Correlation

I. Introduction

When analyzing bivariate data that has a linear relationship, correlation, also know as the correlation coefficient and commonly referred to simply as "r", is used to measure both the:

- strength and
- direction of a linear relationship.

II. Correlation Examples

EXAMPLE SCATTERPLOTS WITH CORRELATION |

III. Correlation Facts

(1) Correlation is a measure of the linear (straight-line) relationship between two variables.

(2) Correlation is calculated using the formula below.
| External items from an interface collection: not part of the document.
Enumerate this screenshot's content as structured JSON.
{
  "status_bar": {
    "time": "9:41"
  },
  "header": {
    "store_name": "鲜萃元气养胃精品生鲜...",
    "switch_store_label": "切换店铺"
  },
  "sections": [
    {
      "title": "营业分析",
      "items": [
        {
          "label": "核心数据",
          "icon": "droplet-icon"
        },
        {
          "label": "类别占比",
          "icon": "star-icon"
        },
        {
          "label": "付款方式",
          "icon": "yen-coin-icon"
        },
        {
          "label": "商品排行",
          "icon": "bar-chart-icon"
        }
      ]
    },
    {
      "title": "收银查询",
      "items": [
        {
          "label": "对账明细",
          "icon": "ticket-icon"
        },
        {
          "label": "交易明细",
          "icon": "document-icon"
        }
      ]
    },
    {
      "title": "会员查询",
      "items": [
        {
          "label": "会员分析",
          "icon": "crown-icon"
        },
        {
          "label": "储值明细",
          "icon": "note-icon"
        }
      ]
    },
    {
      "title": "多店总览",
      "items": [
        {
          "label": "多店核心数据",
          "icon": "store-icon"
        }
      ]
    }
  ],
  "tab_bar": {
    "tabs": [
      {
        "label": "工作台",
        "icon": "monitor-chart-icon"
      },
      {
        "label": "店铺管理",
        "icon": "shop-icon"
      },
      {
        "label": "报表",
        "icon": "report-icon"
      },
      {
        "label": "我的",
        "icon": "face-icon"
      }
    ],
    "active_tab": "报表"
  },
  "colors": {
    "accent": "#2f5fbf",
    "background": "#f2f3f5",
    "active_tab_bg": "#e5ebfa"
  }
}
It is important to note, however, that correlation is virtually never calculated by hand, and almost always is calculated using technology, such as a statistics enabled calculator or statistics package.

Correlation Formula

(3) If r is zero or approximately zero, there can be two possible reasons.

Reason 1: There is weak linear relationship between the variables. | Reason 2: There is a strong relationship between the two variables, but the strong relationship may be nonlinear. |

(4) Correlation has a range from -1.00 to +1.00 and the sign (positive or negative) of the correlation coeﬃcient indicates the direction (positive or negative) of the linear relationship between X and Y.

(5) If correlation equals -1 or +1:

If r = +1, we say X and Y are perfectly positively correlated, and all of the points would form a straight line. | If r = −1, we say X and Y are perfectly negatively correlated, and all of the points would form a straight line. |

(6) The magnitude (absolute value, distance from zero) of the correlation coeﬃcient indicates the strength of the

linear relationship between X and Y.

(7) The correlation coeﬃcient (like the mean and standard deviation) can be greatly aﬀected by outliers.

(8) CORRELATION IS NOT CAUSATION!!! Just because X and Y are correlated, it does not mean

that one causes the other.